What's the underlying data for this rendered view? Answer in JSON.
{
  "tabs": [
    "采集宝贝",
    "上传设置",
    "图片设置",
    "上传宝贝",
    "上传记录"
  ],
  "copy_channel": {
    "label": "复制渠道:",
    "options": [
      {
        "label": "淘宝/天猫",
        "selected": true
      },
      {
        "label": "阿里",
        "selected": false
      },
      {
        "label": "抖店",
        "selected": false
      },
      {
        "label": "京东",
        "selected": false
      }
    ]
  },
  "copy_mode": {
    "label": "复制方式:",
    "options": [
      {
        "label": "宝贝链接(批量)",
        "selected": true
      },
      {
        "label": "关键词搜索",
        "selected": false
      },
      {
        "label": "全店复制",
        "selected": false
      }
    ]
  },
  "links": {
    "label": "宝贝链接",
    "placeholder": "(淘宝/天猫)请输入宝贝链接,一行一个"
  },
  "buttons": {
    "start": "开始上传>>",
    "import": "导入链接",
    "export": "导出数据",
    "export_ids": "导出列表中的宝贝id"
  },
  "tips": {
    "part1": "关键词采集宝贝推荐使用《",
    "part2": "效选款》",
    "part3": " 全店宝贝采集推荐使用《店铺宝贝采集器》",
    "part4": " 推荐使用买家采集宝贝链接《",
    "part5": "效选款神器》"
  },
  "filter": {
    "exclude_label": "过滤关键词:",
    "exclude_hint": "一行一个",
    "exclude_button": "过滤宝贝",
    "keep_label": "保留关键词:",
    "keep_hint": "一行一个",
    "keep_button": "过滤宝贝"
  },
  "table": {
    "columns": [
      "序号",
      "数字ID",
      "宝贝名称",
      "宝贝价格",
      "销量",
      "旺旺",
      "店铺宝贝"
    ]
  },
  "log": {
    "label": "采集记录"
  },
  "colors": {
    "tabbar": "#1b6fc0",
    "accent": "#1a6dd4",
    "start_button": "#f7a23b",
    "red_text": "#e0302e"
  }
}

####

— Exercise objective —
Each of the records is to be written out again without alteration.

— Response box —
What's the underlying data for this rendered view? Answer in JSON.
{
  "tabs": [
    "采集宝贝",
    "上传设置",
    "图片设置",
    "上传宝贝",
    "上传记录"
  ],
  "copy_channel": {
    "label": "复制渠道:",
    "options": [
      {
        "label": "淘宝/天猫",
        "selected": true
      },
      {
        "label": "阿里",
        "selected": false
      },
      {
        "label": "抖店",
        "selected": false
      },
      {
        "label": "京东",
        "selected": false
      }
    ]
  },
  "copy_mode": {
    "label": "复制方式:",
    "options": [
      {
        "label": "宝贝链接(批量)",
        "selected": true
      },
      {
        "label": "关键词搜索",
        "selected": false
      },
      {
        "label": "全店复制",
        "selected": false
      }
    ]
  },
  "links": {
    "label": "宝贝链接",
    "placeholder": "(淘宝/天猫)请输入宝贝链接,一行一个"
  },
  "buttons": {
    "start": "开始上传>>",
    "import": "导入链接",
    "export": "导出数据",
    "export_ids": "导出列表中的宝贝id"
  },
  "tips": {
    "part1": "关键词采集宝贝推荐使用《",
    "part2": "效选款》",
    "part3": " 全店宝贝采集推荐使用《店铺宝贝采集器》",
    "part4": " 推荐使用买家采集宝贝链接《",
    "part5": "效选款神器》"
  },
  "filter": {
    "exclude_label": "过滤关键词:",
    "exclude_hint": "一行一个",
    "exclude_button": "过滤宝贝",
    "keep_label": "保留关键词:",
    "keep_hint": "一行一个",
    "keep_button": "过滤宝贝"
  },
  "table": {
    "columns": [
      "序号",
      "数字ID",
      "宝贝名称",
      "宝贝价格",
      "销量",
      "旺旺",
      "店铺宝贝"
    ]
  },
  "log": {
    "label": "采集记录"
  },
  "colors": {
    "tabbar": "#1b6fc0",
    "accent": "#1a6dd4",
    "start_button": "#f7a23b",
    "red_text": "#e0302e"
  }
}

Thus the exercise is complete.